TASK GOAL >> Take every line from the material that has the word "meta" in it.

ENTRIES SHOWN >>

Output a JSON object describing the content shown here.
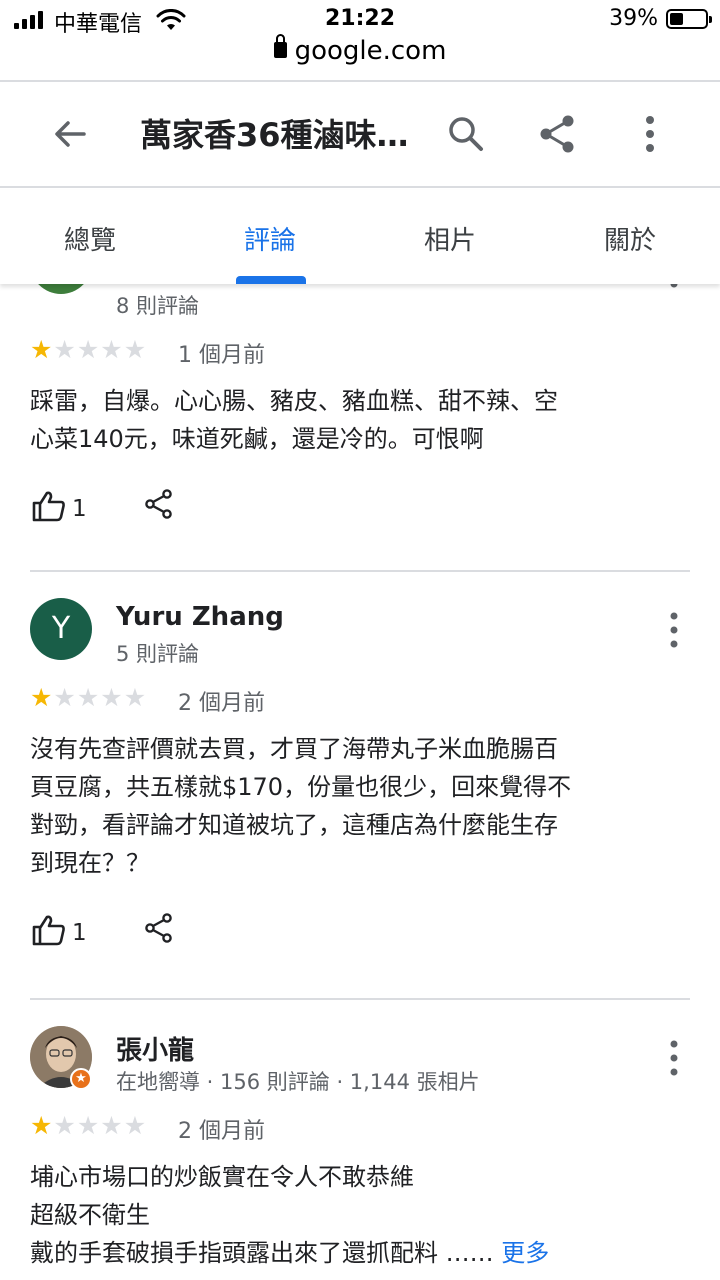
{
  "status_bar": {
    "carrier": "中華電信",
    "time": "21:22",
    "battery": "39%",
    "battery_level": 0.39
  },
  "browser": {
    "url": "google.com"
  },
  "header": {
    "title": "萬家香36種滷味…"
  },
  "tabs": [
    {
      "label": "總覽",
      "active": false
    },
    {
      "label": "評論",
      "active": true
    },
    {
      "label": "相片",
      "active": false
    },
    {
      "label": "關於",
      "active": false
    }
  ],
  "reviews": [
    {
      "meta": "8 則評論",
      "rating": 1,
      "time": "1 個月前",
      "text": [
        "踩雷，自爆。心心腸、豬皮、豬血糕、甜不辣、空",
        "心菜140元，味道死鹹，還是冷的。可恨啊"
      ],
      "likes": "1"
    },
    {
      "avatar_letter": "Y",
      "author": "Yuru Zhang",
      "meta": "5 則評論",
      "rating": 1,
      "time": "2 個月前",
      "text": [
        "沒有先查評價就去買，才買了海帶丸子米血脆腸百",
        "頁豆腐，共五樣就$170，份量也很少，回來覺得不",
        "對勁，看評論才知道被坑了，這種店為什麼能生存",
        "到現在？？"
      ],
      "likes": "1"
    },
    {
      "author": "張小龍",
      "meta": "在地嚮導 · 156 則評論 · 1,144 張相片",
      "rating": 1,
      "time": "2 個月前",
      "text": [
        "埔心市場口的炒飯實在令人不敢恭維",
        "超級不衛生",
        "戴的手套破損手指頭露出來了還抓配料 ……"
      ],
      "more": "更多"
    }
  ],
  "colors": {
    "accent": "#1a73e8",
    "star": "#f6b704",
    "star_empty": "#dadce0",
    "avatar_y": "#195e48"
  }
}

ANSWER SPACE >>
      "meta": "8 則評論",
      "meta": "5 則評論",
      "meta": "在地嚮導 · 156 則評論 · 1,144 張相片",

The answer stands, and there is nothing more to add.